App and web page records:
# # #

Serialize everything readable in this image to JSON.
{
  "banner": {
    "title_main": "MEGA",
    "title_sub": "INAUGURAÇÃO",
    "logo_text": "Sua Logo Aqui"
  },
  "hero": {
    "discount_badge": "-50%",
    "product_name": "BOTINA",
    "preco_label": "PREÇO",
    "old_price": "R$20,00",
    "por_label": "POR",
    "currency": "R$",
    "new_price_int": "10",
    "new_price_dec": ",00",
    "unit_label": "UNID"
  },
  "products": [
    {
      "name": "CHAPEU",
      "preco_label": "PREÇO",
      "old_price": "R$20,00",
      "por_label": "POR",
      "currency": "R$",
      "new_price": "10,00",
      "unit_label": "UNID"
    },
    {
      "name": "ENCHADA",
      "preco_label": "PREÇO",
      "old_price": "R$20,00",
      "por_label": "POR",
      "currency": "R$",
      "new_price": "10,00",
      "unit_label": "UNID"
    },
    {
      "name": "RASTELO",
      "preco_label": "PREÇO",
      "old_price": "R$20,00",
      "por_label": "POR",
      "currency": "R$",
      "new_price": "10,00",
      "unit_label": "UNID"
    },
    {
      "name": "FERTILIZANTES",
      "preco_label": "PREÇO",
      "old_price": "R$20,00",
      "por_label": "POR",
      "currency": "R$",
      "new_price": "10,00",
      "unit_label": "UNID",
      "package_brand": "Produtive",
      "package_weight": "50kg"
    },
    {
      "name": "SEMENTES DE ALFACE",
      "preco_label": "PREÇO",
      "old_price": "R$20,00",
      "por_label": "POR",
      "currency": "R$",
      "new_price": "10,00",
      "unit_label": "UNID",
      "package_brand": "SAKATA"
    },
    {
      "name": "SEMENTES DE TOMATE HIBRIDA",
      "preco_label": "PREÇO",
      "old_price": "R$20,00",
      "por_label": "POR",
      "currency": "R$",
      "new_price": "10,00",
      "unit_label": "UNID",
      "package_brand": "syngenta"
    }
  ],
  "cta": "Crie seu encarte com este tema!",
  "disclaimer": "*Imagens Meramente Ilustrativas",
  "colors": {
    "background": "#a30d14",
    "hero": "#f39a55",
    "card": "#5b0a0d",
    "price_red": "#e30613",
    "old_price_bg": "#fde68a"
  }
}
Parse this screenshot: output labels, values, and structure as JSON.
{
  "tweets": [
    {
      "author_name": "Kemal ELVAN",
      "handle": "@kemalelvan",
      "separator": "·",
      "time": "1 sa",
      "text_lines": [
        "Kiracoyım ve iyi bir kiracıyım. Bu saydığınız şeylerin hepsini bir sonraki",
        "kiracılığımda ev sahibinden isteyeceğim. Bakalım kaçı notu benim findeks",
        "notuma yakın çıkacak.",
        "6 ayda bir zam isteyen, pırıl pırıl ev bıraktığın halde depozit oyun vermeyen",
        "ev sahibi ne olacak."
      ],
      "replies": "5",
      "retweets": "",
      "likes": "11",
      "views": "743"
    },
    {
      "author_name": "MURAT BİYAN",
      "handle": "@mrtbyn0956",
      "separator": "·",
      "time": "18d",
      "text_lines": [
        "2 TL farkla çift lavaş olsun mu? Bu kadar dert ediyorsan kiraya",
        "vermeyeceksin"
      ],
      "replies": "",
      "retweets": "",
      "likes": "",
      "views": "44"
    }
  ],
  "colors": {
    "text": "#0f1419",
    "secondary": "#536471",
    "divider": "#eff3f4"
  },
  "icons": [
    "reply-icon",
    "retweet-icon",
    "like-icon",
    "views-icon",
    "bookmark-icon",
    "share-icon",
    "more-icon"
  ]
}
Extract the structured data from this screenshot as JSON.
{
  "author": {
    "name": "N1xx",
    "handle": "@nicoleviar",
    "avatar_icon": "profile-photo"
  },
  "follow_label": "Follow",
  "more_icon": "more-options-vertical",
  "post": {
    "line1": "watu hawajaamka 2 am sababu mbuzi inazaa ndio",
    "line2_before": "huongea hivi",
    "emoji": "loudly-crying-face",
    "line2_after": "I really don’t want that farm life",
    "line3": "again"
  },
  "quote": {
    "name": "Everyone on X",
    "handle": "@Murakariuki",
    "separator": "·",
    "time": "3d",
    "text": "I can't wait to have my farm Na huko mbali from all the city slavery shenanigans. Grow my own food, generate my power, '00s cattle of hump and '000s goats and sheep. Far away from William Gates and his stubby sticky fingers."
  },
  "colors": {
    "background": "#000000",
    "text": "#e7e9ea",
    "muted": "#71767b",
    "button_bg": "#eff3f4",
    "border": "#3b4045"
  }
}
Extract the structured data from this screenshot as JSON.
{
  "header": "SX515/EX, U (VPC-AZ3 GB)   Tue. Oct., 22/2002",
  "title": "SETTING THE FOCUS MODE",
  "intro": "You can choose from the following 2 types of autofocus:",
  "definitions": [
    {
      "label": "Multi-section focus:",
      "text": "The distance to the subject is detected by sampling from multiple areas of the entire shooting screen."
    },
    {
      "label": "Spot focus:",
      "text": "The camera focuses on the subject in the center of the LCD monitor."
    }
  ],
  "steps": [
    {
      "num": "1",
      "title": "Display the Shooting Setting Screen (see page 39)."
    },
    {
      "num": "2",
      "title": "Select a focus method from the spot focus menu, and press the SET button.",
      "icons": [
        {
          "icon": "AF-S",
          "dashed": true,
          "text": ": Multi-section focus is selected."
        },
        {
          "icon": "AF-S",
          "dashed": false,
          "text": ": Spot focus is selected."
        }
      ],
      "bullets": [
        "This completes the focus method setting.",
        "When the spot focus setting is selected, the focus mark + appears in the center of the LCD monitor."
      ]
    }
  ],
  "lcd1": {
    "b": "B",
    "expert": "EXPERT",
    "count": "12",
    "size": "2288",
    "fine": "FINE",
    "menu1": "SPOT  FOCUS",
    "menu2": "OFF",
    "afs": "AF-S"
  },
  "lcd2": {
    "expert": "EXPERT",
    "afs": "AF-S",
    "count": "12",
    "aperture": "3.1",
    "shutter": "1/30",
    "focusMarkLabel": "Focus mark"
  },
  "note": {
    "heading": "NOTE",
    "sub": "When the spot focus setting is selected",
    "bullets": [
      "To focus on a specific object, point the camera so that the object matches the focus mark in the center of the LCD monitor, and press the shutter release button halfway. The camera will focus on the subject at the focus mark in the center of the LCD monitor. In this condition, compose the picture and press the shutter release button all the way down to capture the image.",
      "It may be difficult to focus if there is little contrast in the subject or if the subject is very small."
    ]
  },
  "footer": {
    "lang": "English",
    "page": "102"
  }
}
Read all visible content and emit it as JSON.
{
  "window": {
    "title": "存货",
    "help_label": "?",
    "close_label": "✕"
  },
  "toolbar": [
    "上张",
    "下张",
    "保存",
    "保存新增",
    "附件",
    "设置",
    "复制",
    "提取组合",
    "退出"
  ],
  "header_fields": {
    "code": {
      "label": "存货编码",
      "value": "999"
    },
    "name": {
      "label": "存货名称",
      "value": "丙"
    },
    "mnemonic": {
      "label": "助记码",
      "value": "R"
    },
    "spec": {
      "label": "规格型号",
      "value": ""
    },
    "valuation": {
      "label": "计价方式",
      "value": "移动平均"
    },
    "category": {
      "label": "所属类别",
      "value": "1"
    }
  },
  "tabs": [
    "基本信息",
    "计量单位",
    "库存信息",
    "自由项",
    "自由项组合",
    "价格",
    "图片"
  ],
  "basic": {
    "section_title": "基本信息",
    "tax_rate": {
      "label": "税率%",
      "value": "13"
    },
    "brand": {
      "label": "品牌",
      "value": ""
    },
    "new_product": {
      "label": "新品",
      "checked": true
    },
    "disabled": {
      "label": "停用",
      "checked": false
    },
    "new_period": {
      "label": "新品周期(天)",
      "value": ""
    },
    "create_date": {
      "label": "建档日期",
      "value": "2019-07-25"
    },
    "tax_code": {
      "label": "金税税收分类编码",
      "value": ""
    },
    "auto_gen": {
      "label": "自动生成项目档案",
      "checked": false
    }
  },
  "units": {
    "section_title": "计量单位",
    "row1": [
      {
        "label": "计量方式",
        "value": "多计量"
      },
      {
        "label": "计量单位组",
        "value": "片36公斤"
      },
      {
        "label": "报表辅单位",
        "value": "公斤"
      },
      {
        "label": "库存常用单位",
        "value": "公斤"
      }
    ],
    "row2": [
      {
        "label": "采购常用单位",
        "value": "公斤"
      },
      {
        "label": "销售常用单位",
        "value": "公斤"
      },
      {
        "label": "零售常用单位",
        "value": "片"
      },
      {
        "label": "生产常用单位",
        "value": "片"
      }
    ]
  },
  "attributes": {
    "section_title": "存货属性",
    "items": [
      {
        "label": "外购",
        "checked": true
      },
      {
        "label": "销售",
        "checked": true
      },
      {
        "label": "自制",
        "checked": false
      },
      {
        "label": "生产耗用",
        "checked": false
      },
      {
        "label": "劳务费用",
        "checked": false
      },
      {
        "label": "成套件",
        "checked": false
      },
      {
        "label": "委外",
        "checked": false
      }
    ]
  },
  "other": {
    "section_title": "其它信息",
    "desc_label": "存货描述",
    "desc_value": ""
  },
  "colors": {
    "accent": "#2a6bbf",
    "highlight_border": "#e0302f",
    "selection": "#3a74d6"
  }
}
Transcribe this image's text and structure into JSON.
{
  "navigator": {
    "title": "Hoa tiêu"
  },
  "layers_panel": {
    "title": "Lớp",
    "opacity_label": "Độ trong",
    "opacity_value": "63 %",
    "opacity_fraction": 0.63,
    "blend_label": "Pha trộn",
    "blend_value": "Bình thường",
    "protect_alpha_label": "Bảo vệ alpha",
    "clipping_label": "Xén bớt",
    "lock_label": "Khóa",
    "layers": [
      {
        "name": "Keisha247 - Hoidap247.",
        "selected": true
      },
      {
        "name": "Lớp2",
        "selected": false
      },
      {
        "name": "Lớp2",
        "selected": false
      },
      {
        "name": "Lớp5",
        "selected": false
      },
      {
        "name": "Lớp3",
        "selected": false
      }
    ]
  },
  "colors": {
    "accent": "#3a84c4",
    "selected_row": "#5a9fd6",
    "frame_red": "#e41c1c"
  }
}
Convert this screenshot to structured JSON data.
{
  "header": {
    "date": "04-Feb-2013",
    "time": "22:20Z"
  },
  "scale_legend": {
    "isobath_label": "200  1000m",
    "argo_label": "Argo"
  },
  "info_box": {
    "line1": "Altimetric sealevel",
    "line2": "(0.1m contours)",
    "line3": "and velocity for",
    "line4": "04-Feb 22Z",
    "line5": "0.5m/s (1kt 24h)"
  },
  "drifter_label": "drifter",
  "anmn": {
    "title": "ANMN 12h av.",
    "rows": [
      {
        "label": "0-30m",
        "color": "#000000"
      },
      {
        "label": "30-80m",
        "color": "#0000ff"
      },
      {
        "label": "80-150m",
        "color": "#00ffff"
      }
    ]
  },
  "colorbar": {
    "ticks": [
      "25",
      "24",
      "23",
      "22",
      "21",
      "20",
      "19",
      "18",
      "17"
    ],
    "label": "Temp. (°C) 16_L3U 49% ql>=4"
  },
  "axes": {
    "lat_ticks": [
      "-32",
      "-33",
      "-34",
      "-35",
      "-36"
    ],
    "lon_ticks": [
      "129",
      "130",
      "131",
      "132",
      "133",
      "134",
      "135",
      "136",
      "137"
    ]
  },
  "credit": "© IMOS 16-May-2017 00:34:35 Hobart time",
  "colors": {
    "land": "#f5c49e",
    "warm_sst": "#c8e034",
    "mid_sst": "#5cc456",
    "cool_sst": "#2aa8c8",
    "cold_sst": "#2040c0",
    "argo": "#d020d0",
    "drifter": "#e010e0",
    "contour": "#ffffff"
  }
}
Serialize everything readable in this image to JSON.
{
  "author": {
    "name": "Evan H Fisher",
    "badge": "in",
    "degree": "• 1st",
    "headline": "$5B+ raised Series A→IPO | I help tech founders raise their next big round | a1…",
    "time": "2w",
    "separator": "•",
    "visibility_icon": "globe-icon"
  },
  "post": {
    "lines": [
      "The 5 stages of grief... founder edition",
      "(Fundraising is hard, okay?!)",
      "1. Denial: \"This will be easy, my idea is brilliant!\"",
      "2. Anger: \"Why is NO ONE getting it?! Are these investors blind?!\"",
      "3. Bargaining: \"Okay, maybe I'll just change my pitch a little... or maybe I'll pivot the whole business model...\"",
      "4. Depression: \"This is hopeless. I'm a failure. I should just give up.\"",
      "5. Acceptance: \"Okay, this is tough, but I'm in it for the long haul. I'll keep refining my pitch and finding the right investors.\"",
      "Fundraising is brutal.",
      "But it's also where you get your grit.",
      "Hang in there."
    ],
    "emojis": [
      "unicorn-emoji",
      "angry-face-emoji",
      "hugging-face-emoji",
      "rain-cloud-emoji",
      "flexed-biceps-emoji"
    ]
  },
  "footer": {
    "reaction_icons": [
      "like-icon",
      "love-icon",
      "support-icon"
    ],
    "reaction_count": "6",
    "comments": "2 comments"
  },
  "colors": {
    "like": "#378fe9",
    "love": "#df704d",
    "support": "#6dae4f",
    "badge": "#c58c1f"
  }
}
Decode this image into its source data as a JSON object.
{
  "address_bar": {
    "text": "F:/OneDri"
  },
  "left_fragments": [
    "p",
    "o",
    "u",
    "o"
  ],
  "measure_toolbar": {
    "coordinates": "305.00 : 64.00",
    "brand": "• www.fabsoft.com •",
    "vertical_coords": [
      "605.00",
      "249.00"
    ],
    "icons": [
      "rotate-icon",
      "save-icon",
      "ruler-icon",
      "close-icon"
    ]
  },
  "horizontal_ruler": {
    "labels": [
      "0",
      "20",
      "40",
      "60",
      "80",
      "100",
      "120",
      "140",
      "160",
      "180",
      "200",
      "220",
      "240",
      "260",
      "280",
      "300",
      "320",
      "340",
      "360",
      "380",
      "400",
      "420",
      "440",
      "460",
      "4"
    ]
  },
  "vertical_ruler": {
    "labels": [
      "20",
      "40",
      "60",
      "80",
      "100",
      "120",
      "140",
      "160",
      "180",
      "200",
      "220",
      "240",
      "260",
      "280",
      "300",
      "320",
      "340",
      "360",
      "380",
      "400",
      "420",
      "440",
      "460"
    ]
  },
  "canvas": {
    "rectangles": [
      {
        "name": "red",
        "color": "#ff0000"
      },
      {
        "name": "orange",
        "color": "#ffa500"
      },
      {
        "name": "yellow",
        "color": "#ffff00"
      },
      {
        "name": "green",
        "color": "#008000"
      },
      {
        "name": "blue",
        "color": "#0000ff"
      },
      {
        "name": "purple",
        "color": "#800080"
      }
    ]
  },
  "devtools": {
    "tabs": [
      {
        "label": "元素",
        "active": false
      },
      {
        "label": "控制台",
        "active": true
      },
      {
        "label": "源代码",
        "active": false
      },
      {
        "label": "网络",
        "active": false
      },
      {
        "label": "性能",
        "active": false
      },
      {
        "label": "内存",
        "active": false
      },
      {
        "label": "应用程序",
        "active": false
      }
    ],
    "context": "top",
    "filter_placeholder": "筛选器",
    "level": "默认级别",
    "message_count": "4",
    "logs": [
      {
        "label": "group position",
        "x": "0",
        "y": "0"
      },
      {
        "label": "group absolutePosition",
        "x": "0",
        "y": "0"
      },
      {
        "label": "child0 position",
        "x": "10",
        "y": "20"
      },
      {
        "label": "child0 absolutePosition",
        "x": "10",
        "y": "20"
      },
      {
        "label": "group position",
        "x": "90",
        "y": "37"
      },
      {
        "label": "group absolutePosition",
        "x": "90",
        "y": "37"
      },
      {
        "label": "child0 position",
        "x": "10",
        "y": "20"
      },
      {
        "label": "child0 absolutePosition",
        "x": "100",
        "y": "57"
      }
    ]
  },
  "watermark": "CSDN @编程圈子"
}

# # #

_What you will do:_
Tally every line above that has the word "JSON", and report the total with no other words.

_Expected output:_
9